Yes, looks exactly like one! Thank you!
Or may be a citrus leaf miner?
One more please - this one was behind grape leaves - It was in a very symmetric pattern, I moved it and may have disturbed the pattern…
Are they empty and hatched already?Do they look like these up close?bb
Oh no, its empty, looks like they hatched already
The common term Bush Cricket and the term Katydid are often used for the same insects, but the taxonomy is different. I was not able to find any green bush cricket species in the U.S. at bugguide.com; they are all brown. A Web search for green bush cricket will bring up many of what we call Katydids in this country.
Your live insect pictured above is likely a Katydid nymph; they do eat foliage but unless numerous they are not a garden pest.
It is not a Citrus Leaf Miner; that is a small moth. No relation to the assassin bugs. And the hatched eggs are of some true bug (Hemiptera), not closely related to the Katydids. With that many hatched eggs, there may be some bug nymphs on your plants. The leafminer moth lays eggs singly, not in clusters.
Wow Thank you! Your a Wikipedia on bugs!
Maybe Graphocephala atropunctata, but there are thousands of different species of leafhopper.
@So_Cal_Mike - Thank you!
Yes, leafhoppers. If numerous, the nymphs (smaller and less colorful) can suck juices from leaves and distort them. Leafhopper nymphs are easy to identify because unlike most other insects, when approached by your finger, they slowly sidle away to the other side of leaf or stem and do not jump or fly. The adults of course will shoot off rapidly.
Thank you @LarryGene. You were right! I did find some Nymphs as well that couldn’t fly!

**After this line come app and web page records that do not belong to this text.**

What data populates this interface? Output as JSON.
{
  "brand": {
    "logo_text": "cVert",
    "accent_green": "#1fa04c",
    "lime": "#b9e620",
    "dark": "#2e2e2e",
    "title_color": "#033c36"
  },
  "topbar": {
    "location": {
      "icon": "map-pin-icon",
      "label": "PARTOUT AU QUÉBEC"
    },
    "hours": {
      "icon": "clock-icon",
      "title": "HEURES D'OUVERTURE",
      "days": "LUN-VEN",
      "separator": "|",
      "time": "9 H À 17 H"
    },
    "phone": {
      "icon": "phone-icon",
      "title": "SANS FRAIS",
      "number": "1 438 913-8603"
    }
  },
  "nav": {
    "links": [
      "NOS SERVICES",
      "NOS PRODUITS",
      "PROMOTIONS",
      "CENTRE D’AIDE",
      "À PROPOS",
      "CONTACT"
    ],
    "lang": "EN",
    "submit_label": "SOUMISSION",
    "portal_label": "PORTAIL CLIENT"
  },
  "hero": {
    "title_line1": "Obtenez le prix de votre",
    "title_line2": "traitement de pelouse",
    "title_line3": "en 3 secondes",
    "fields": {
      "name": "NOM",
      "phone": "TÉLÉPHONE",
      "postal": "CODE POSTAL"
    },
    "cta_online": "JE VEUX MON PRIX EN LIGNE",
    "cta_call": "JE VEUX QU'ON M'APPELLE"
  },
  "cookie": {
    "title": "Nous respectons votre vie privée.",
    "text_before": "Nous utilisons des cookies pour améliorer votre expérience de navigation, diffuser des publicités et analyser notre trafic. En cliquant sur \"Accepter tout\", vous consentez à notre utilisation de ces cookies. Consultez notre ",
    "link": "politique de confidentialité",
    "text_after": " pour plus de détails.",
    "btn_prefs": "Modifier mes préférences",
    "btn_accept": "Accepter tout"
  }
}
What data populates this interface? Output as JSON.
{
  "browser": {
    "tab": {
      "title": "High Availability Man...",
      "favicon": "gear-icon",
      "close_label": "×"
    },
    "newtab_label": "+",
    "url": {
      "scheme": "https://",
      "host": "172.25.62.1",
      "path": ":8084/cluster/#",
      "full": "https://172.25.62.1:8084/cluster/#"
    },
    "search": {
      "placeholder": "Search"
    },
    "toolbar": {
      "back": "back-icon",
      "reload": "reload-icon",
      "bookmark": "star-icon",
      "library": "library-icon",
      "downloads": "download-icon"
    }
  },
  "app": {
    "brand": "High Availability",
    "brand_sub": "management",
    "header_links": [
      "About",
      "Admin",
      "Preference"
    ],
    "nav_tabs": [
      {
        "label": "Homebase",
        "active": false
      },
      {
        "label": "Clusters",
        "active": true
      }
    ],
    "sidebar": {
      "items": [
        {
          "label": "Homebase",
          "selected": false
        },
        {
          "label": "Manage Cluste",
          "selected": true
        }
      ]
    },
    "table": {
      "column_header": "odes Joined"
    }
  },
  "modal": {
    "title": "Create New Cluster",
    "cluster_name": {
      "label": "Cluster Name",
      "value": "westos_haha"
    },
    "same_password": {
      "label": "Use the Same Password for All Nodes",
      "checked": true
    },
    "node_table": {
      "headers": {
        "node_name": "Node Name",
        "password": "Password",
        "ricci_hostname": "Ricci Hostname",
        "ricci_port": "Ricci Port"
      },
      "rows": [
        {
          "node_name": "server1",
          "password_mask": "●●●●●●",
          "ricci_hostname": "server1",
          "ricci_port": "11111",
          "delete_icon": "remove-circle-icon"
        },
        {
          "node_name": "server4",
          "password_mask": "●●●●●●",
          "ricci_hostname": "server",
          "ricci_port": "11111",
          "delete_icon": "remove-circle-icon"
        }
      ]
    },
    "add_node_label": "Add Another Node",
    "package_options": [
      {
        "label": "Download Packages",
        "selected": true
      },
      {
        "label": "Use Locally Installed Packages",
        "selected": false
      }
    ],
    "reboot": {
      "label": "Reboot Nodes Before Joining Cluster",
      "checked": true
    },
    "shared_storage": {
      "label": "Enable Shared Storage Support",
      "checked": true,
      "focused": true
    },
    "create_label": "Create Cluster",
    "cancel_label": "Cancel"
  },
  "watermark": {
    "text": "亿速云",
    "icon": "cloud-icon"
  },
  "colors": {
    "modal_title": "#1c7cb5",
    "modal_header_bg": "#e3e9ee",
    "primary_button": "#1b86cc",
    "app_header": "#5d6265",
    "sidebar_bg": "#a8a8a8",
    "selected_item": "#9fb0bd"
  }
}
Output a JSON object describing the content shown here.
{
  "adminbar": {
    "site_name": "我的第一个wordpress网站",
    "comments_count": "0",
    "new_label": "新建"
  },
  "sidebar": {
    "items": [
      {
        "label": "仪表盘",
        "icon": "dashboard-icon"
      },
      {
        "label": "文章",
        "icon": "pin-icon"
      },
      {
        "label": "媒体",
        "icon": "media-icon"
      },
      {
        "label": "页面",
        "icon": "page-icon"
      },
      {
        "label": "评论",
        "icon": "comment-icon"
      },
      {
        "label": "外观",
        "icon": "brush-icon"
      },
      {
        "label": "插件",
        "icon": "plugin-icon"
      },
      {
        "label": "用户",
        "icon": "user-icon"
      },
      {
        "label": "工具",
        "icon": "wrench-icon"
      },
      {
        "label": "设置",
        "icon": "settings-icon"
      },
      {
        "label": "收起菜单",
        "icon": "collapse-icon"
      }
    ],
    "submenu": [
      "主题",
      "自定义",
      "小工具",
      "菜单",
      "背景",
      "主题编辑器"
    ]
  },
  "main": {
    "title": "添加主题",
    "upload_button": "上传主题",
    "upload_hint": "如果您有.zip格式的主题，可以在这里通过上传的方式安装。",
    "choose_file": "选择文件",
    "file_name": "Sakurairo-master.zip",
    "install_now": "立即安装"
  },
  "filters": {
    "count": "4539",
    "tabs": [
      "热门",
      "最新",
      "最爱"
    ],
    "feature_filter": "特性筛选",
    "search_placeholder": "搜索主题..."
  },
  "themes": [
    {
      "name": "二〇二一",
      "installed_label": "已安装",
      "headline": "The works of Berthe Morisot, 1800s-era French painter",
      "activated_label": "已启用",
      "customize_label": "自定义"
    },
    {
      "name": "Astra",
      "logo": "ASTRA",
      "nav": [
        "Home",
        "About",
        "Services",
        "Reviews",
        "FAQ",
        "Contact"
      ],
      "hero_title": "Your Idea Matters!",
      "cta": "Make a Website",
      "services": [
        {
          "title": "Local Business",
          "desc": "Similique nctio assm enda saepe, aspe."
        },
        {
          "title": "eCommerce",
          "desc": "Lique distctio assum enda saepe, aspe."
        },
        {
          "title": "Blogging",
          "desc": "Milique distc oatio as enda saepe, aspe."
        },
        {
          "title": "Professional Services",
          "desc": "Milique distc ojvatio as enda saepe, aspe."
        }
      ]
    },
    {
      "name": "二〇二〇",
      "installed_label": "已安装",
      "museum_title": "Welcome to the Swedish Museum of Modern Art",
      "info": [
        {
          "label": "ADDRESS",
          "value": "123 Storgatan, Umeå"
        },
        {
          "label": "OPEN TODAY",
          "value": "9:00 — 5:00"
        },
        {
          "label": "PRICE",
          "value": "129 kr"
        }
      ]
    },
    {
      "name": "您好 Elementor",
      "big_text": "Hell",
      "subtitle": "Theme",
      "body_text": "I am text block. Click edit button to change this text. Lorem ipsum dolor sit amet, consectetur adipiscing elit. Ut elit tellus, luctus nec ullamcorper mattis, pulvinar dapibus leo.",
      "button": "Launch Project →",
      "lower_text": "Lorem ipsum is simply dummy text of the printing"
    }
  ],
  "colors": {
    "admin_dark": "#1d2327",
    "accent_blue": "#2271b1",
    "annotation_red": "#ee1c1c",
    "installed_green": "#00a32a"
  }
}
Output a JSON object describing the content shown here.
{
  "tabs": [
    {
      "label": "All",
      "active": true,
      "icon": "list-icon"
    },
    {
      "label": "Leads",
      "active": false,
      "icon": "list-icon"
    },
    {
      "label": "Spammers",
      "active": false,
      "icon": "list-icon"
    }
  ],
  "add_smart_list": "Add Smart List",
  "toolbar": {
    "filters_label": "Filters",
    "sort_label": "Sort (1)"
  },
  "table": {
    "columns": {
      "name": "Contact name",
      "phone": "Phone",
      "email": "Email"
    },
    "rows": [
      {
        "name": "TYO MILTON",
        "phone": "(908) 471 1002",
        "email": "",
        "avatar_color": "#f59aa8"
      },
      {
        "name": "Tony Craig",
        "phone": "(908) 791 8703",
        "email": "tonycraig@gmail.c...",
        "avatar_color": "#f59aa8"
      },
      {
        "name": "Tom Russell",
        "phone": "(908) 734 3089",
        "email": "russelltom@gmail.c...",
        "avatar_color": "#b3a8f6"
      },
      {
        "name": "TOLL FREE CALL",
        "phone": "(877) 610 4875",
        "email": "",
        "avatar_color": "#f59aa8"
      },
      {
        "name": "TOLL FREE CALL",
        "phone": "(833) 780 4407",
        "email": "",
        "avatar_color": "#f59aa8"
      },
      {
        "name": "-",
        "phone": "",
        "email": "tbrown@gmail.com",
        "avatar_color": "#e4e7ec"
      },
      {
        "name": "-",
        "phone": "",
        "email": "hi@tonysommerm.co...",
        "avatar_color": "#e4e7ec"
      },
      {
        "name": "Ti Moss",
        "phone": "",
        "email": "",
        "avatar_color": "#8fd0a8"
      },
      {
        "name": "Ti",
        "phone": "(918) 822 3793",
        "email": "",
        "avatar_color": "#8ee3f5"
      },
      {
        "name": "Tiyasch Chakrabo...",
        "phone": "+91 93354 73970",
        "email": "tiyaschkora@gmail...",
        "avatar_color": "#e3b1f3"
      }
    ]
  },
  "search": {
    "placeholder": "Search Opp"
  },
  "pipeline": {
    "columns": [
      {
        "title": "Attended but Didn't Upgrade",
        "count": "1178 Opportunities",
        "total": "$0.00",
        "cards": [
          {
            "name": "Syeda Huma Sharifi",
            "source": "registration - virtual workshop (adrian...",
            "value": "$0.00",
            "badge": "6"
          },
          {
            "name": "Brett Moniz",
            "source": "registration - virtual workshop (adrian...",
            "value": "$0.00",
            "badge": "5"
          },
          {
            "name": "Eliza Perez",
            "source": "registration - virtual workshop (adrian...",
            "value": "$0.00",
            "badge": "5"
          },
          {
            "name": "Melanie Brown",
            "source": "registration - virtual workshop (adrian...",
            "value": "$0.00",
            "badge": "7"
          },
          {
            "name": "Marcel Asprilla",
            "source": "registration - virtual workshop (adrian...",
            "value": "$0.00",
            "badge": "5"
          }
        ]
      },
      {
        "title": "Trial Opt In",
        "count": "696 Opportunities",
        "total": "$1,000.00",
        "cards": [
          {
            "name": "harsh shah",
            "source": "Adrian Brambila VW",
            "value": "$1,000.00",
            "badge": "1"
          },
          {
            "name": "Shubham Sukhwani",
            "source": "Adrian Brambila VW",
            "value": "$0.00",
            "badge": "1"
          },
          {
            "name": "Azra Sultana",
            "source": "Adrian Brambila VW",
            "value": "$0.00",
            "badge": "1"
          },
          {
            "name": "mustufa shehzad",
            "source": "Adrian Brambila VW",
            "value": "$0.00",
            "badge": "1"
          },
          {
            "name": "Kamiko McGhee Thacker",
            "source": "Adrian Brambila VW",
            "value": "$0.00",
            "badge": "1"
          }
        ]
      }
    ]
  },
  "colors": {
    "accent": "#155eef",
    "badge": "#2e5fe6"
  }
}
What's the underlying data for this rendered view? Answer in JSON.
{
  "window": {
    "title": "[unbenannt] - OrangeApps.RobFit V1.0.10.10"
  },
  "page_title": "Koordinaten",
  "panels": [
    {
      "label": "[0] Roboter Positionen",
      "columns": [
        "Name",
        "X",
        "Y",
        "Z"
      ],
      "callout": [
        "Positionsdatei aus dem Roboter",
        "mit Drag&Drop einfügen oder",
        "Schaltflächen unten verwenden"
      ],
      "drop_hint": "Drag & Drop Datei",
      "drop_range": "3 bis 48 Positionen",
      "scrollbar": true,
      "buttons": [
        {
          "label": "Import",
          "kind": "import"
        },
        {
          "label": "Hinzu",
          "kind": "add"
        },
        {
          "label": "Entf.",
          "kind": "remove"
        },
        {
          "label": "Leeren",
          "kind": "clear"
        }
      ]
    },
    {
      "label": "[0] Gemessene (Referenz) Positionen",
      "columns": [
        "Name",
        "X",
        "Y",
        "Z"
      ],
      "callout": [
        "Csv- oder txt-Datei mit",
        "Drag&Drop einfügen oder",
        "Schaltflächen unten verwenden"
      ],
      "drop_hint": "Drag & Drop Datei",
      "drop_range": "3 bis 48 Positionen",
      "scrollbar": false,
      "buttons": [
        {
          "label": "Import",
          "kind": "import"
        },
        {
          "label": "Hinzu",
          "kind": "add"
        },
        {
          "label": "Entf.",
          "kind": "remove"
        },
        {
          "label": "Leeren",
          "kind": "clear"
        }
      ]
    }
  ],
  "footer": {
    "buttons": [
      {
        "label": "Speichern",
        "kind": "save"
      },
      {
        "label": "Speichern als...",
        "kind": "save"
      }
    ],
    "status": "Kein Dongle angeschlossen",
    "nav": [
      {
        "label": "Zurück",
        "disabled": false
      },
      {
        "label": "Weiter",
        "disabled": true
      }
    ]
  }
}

Hijacking this thread, is this a katydid as well? I see it hanging out for days on the red Malaysian guava